Do you ever struggle with the fear that your writing might not be good enough? If so, you’re not alone. I’m sure we’ve all felt this fear at one time or another – I know I certainly have.
It look me quite a long time to first pick up a pen, because I dreaded having to share my work with others. What if it turned out that my ideas were rubbish? I eventually plucked up the courage and took my first screenwriting class. And yes, it was hard sharing my work, but also kind of thrilling, especially when people told me they liked it!
A few years after that, I remember sharing my very first feature film script with two well-meaning friends who had offered to give me feedback.

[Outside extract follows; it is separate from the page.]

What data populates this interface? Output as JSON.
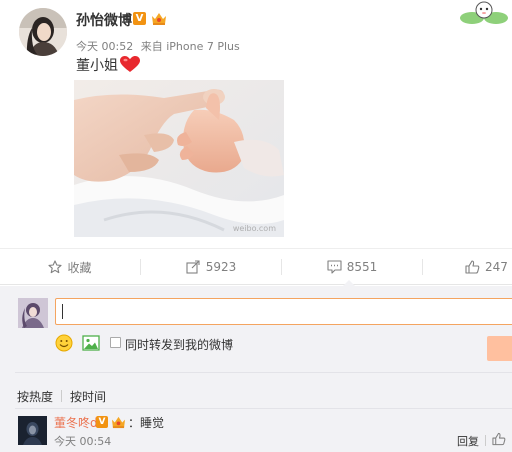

I desperately wanted to write films, so this script was my baby. We set a date and arranged to meet and talk about it. I vividly remember soon into the conversation they started to share a joke about a factual mistake I’d made. Nothing to do with the story or the script itself, but it turned out I’d made a relatively minor error, that they appeared to find hilarious. After that, the rest is a blur. All I heard was their laughter ringing in my ears. I felt ridiculous and I couldn’t wait to go home and hide myself away!
Struck Down by Self Doubt
Maybe they thought it was rubbish, maybe not, but I don’t think I ever worked on that script again.
I didn’t give up writing, though, but I did change tack. I resolved to keep learning my craft, improving my work – and keep getting feedback all the way through the process, from idea onwards. But from then on, I only sought feedback from writers who had experience of giving feedback — and not from well-meaning friends!
To be honest, I still find the process of getting feedback painful, I guess it taps into that deep fear that I’m sure we all have that perhaps I’m just not good enough. But I usually manage to push it out of my mind, and concentrate on the process of writing, word by word, day by day.
Words of Wisdom
I was delighted, recently, to hear a wonderful interview with author Ann Pratchett, who shared a tip about her own writing. When asked about how she deals with self-doubt, this is what she said:
‘I have the ability to forgive myself. I think it’s the most important thing for writers. The story that you imagine in your mind, no matter what your level, what is in your head and what is on paper, bear no resemblance to one another. Never, ever will they meet. And what is in my head is so beautiful, so moving, so important, but I cannot get what is in my head on paper. No-one can… You have to say, this is the best I could do today. And I forgive myself.
Every time I go to work, I’m confronted by my lack of intelligence, and my lack of talent and if I never went to work I would not have to be confronted with those things. But I do, I go, I look, I break my heart and then I have something.’
I found this interview so reassuring, somehow. Even the most talented and celebrated of authors worry that their work isn’t good enough. We all do. And yet if we have to write, we must write, it’s as simple as that.
Finally, she shares a little affirmation that she uses: ‘I have to write, I may not pass judgment today.’
So if you ever fear that your writing might not be good enough, know that you are not alone; remember Ann Patchett’s words of wisdom, and forgive yourself. We’re all just doing our best.
If you’d like to hear the interview in full, you can listen to it here, on Gretchen Rubin’s Happier podcast. A quick word of warning – there are some spoilers regarding her latest novel The Dutch House, in case you’re planning to read that.
Drop me a line!
Is there anything in your writing that you’re struggling with? If so, get in touch as I might be able to address your issue in a future post.
Finally, if you find my posts helpful, you can sign up for my weekly newsletter where I share tips on all aspects of writing, productivity, habits and different ways of marketing yourself and your work.